Of the 40 million frequent internet users in the UK, 35% of us regularly use mobile phones for access; collectively accounting for around 28% of all internet traffic in the UK. In addition, the use of mobile tablet PCs (such as the iPad and small laptops) is on the rise; indeed expected to overtake PC sales by 2015. Media Queries allow marketers to deliver content to mobile users in tailor-made fashion, maximising impact and usability.
Microsoft Preparing Small Business for Responsive Web
At Attain Design, we’ve been keenly aware of the benefits of responsive web design for some time. Don’t believe us? Check out this web site on different devices or play with the size of your browser to mimic different screen sizes. Try different pages too. Cool, right? But, alas, we have had to accept (with great displeasure) that most small businesses and SMEs have simply not had time to keep up with these advances in web development.
Microsoft is the first big tech company to embrace the power of responsive layouts. Hopefully small businesses will now become more aware of responsive web design when they feel the benefits themselves.
No more restrictive mobile sites, no need for apps, no need to zoom and swipe: We look forward to it and so do our smart-phones!
It’s time to get responsive!
Call us or email us 01782 710 740
Source: Anthony Wing Kosner, Forbes.com, 6/30/2012 | Source Article

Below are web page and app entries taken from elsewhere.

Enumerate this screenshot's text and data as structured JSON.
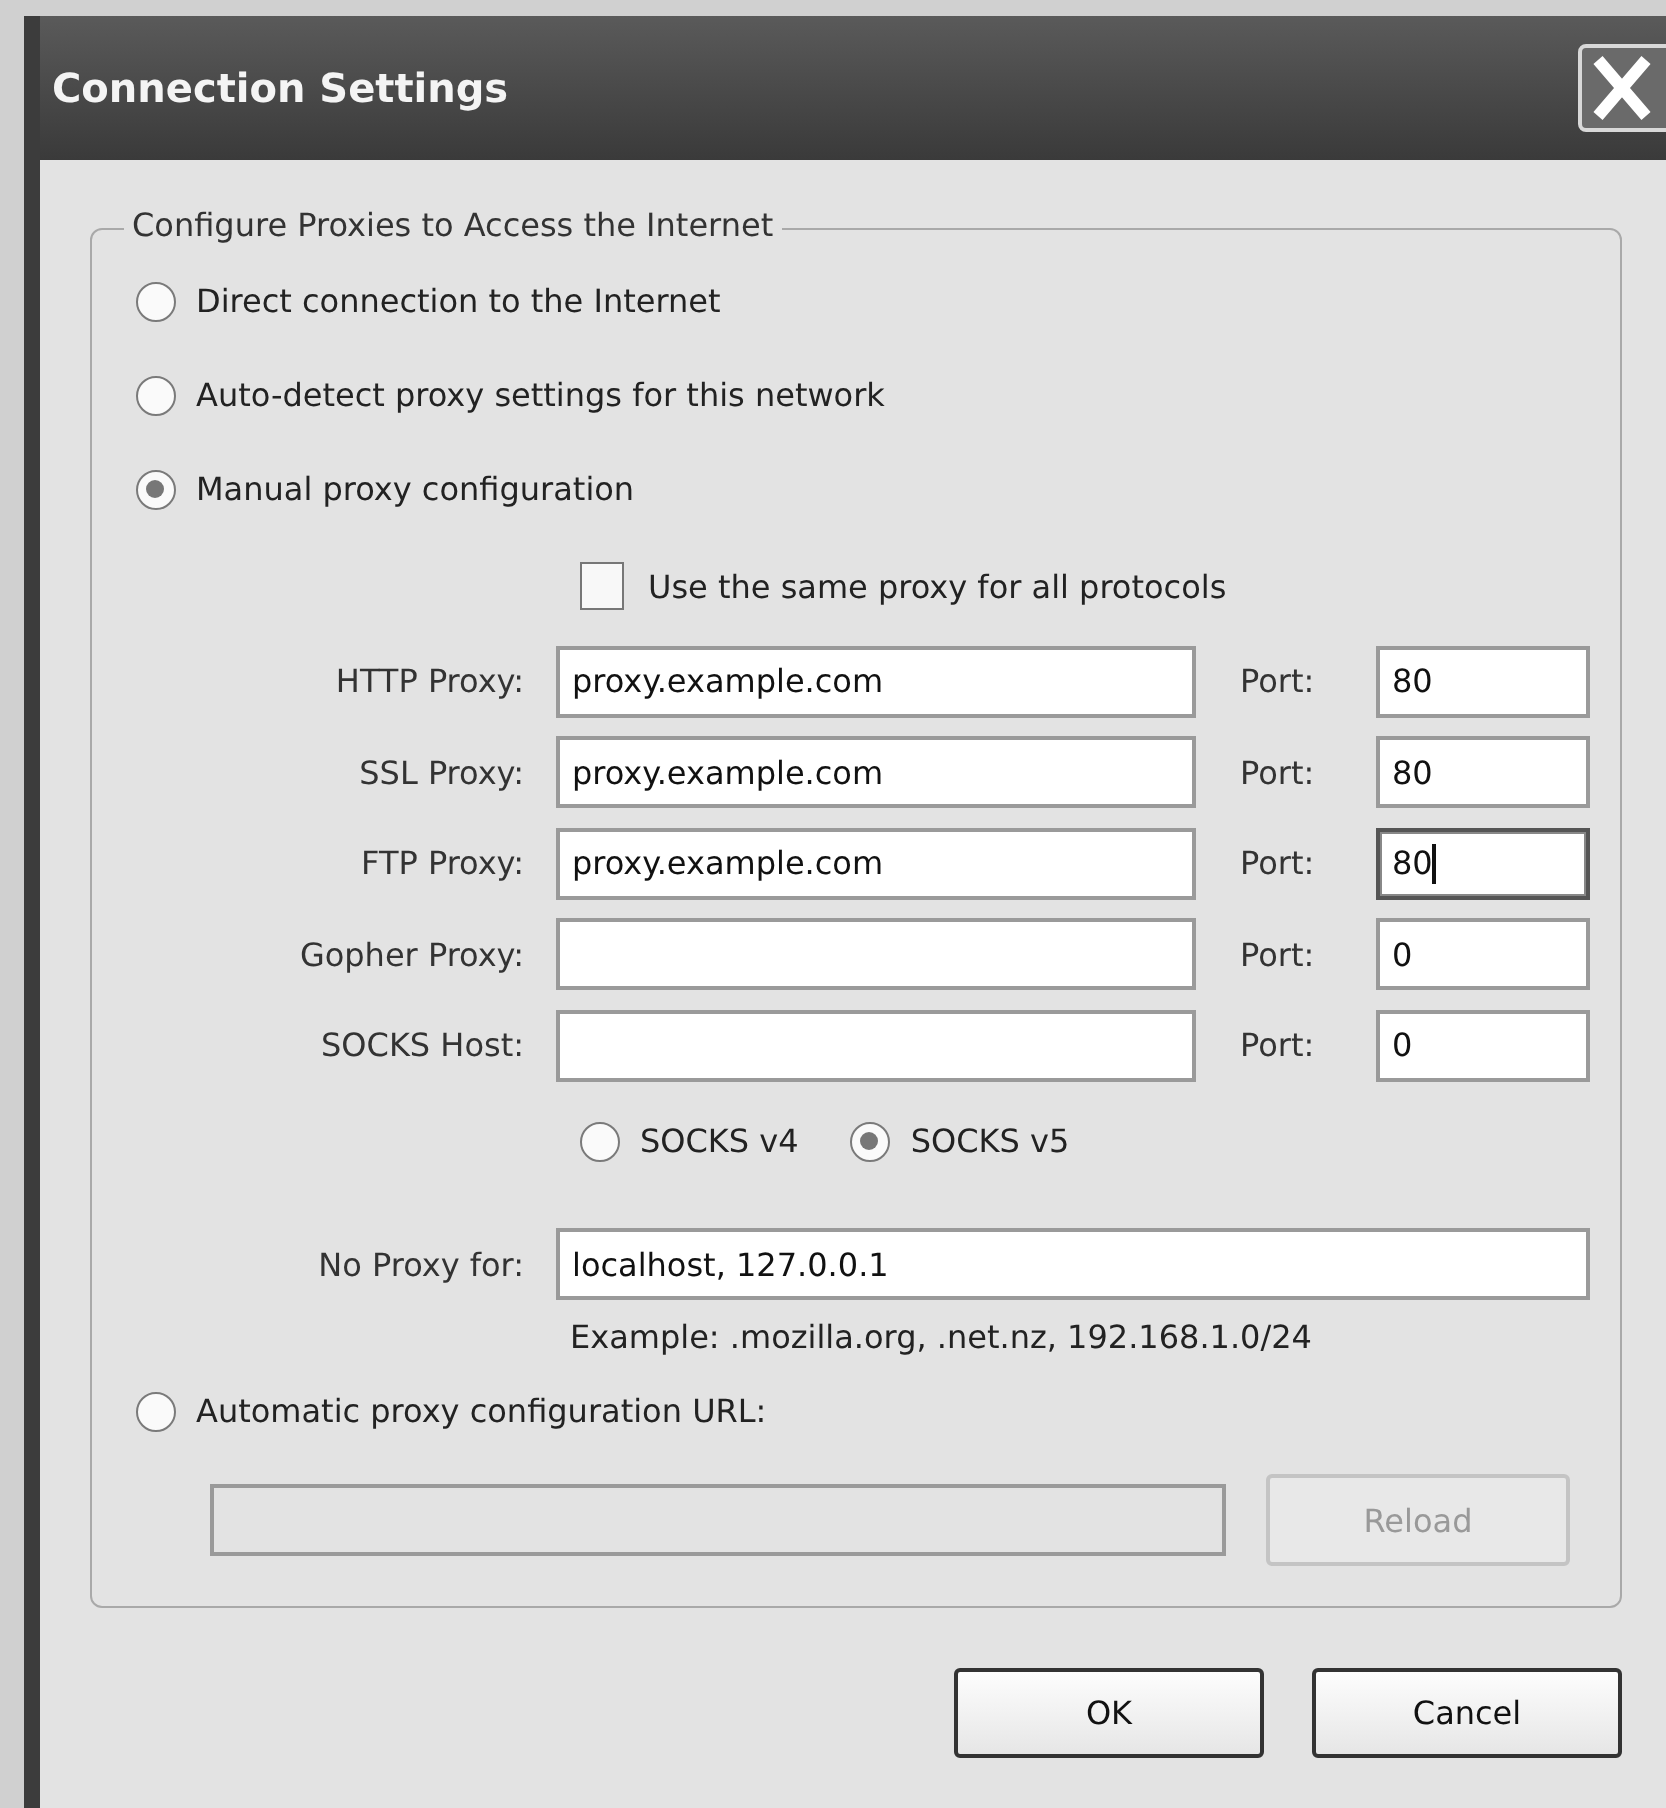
{
  "window": {
    "title": "Connection Settings"
  },
  "group": {
    "legend": "Configure Proxies to Access the Internet"
  },
  "proxy_modes": [
    {
      "label": "Direct connection to the Internet",
      "selected": false
    },
    {
      "label": "Auto-detect proxy settings for this network",
      "selected": false
    },
    {
      "label": "Manual proxy configuration",
      "selected": true
    }
  ],
  "same_proxy": {
    "label": "Use the same proxy for all protocols",
    "checked": false
  },
  "proxies": [
    {
      "label": "HTTP Proxy:",
      "value": "proxy.example.com",
      "port_label": "Port:",
      "port": "80",
      "focused": false
    },
    {
      "label": "SSL Proxy:",
      "value": "proxy.example.com",
      "port_label": "Port:",
      "port": "80",
      "focused": false
    },
    {
      "label": "FTP Proxy:",
      "value": "proxy.example.com",
      "port_label": "Port:",
      "port": "80",
      "focused": true
    },
    {
      "label": "Gopher Proxy:",
      "port_label": "Port:",
      "port": "0",
      "focused": false
    },
    {
      "label": "SOCKS Host:",
      "port_label": "Port:",
      "port": "0",
      "focused": false
    }
  ],
  "socks_versions": [
    {
      "label": "SOCKS v4",
      "selected": false
    },
    {
      "label": "SOCKS v5",
      "selected": true
    }
  ],
  "no_proxy": {
    "label": "No Proxy for:",
    "value": "localhost, 127.0.0.1",
    "example": "Example: .mozilla.org, .net.nz, 192.168.1.0/24"
  },
  "auto_config": {
    "label": "Automatic proxy configuration URL:",
    "selected": false,
    "disabled": true,
    "reload": "Reload"
  },
  "buttons": [
    {
      "label": "OK"
    },
    {
      "label": "Cancel"
    }
  ]
}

This entry was posted in Design, Development, Marketing, Mobile, Responsive Web Design and tagged CSS3, HTML5, Marketing, Microsoft, Mobile Development, Mobile Web, Responsive Web Design, Small Business, web development, Web Site Redesign. Bookmark the permalink.